Data excerpts START

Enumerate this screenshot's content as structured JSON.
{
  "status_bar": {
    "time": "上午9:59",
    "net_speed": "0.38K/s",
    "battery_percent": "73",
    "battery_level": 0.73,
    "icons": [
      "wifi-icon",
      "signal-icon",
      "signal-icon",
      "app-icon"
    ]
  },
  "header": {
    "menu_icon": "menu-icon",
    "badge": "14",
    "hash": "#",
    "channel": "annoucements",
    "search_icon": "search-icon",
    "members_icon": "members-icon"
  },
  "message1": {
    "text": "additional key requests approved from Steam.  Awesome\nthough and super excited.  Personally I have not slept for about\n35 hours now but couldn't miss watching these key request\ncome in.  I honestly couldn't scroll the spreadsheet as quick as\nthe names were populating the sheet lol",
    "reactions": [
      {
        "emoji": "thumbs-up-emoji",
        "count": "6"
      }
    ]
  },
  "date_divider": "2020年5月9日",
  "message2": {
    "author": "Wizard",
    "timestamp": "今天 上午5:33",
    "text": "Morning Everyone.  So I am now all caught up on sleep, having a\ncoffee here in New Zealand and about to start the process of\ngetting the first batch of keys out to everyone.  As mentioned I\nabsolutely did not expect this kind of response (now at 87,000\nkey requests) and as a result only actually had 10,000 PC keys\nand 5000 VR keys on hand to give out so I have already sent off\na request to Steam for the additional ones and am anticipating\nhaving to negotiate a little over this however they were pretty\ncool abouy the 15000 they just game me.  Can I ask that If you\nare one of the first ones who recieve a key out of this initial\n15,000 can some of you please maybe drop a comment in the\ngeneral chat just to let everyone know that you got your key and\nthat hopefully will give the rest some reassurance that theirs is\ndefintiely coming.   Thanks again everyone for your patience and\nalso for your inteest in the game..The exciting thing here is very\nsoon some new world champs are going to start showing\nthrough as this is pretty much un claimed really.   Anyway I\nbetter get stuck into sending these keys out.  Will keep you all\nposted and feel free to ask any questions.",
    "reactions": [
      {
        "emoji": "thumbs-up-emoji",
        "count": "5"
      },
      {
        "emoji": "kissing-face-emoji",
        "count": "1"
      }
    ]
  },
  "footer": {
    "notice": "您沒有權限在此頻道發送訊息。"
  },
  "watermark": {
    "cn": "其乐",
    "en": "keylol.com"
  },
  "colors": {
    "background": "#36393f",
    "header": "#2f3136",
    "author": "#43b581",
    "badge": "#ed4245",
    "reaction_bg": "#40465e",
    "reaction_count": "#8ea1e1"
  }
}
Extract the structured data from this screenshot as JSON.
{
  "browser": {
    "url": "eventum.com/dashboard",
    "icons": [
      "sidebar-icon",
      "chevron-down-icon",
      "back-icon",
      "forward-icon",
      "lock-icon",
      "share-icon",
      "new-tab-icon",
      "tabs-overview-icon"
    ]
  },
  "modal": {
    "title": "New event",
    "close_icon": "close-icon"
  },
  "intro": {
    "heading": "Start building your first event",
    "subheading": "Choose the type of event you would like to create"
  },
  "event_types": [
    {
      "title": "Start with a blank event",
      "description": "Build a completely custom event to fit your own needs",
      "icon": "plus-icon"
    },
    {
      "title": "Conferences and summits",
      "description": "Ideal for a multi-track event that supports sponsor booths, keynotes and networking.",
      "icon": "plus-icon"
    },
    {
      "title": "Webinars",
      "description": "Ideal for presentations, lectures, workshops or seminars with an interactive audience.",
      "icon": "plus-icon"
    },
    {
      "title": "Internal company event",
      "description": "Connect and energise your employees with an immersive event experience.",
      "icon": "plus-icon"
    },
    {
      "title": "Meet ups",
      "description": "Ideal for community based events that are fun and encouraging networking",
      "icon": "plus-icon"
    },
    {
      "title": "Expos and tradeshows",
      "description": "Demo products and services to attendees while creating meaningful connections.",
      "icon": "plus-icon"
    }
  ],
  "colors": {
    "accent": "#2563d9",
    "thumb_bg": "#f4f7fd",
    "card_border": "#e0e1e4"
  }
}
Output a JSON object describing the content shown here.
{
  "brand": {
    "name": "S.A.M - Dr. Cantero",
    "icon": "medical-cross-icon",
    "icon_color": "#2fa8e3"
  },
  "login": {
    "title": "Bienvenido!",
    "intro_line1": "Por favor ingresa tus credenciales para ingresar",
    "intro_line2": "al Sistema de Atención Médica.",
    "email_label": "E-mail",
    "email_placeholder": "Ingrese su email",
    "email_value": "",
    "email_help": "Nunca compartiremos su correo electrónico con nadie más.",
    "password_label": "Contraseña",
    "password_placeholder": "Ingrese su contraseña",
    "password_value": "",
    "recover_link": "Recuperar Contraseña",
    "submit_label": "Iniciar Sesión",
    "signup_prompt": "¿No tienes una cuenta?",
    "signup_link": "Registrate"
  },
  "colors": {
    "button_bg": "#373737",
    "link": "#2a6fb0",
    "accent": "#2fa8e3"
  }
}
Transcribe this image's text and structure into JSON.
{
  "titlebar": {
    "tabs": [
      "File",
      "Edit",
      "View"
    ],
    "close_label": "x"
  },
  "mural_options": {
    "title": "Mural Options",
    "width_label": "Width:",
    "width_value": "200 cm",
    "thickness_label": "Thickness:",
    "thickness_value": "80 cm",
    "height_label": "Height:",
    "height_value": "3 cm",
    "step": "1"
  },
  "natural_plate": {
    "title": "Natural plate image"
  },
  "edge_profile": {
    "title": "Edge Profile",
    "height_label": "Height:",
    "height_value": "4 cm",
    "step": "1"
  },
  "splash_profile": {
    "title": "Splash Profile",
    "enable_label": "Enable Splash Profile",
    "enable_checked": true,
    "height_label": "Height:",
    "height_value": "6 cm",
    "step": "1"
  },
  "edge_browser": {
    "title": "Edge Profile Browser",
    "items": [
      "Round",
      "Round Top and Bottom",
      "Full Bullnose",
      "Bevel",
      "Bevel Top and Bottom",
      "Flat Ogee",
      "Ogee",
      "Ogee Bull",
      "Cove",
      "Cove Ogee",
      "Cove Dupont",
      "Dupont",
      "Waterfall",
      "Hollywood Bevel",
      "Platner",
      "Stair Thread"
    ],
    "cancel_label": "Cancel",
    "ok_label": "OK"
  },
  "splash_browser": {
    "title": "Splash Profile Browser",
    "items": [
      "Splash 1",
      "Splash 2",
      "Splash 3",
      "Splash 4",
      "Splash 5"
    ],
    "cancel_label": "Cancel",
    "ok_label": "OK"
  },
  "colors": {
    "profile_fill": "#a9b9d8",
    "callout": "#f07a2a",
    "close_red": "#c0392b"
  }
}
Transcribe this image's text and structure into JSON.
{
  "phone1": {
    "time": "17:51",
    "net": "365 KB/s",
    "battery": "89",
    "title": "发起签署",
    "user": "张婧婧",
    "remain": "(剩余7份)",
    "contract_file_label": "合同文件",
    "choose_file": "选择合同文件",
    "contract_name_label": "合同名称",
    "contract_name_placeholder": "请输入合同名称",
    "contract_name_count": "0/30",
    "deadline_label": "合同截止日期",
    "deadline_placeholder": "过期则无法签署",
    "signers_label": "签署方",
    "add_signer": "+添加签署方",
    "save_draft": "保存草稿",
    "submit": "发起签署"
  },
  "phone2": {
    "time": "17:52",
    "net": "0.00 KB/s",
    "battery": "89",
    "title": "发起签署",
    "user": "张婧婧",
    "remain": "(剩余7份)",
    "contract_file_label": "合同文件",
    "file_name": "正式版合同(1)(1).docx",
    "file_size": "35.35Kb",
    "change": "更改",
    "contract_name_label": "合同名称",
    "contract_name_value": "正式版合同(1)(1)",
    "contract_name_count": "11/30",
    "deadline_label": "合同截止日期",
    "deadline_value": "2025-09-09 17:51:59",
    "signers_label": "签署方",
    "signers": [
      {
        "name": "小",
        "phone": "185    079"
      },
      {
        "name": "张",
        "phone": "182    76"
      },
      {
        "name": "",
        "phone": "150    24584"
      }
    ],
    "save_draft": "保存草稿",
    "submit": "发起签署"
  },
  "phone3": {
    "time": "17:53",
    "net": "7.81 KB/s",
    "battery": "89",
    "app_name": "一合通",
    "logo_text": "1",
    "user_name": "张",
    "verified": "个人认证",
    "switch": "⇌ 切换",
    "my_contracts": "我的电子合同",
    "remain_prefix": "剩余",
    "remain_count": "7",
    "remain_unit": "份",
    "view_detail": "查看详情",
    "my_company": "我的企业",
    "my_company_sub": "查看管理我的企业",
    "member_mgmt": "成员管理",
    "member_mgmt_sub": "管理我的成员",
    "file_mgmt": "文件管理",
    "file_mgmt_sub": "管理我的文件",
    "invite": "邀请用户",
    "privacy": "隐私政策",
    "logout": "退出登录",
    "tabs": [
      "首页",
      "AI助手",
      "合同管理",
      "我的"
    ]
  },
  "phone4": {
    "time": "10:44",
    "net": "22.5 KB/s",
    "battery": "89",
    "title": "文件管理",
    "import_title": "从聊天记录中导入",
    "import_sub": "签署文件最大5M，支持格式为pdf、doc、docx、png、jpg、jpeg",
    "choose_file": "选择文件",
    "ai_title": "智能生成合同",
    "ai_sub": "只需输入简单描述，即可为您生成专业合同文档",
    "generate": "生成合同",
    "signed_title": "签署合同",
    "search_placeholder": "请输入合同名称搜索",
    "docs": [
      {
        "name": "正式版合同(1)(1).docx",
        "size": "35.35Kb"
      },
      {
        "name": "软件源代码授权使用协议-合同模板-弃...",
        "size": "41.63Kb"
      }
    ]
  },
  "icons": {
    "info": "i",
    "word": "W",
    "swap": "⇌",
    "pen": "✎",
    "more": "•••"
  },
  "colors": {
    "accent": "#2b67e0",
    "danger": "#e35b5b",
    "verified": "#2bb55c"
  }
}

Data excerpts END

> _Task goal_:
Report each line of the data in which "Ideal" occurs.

> _Answer for this exercise_:
      "description": "Ideal for a multi-track event that supports sponsor booths, keynotes and networking.",
      "description": "Ideal for presentations, lectures, workshops or seminars with an interactive audience.",
      "description": "Ideal for community based events that are fun and encouraging networking",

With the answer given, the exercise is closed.